____ Records for this exercise

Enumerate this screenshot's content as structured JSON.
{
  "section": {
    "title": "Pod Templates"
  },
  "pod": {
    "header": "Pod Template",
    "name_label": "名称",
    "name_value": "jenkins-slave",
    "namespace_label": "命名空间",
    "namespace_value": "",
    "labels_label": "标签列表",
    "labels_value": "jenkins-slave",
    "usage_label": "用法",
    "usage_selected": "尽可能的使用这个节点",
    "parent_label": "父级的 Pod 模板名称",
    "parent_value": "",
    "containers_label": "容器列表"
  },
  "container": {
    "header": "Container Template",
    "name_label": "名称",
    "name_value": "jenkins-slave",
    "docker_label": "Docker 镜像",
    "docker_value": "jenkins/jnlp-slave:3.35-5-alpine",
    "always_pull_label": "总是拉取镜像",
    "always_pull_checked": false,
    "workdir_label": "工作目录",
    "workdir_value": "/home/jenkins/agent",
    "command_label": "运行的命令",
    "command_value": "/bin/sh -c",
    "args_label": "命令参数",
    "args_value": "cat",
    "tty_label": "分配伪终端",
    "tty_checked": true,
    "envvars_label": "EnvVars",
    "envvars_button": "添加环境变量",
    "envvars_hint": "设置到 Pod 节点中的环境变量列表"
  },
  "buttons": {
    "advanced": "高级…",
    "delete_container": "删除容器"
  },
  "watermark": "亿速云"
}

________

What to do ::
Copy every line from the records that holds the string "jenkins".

Solution for this exercise ::
    "name_value": "jenkins-slave",
    "labels_value": "jenkins-slave",
    "name_value": "jenkins-slave",
    "docker_value": "jenkins/jnlp-slave:3.35-5-alpine",
    "workdir_value": "/home/jenkins/agent",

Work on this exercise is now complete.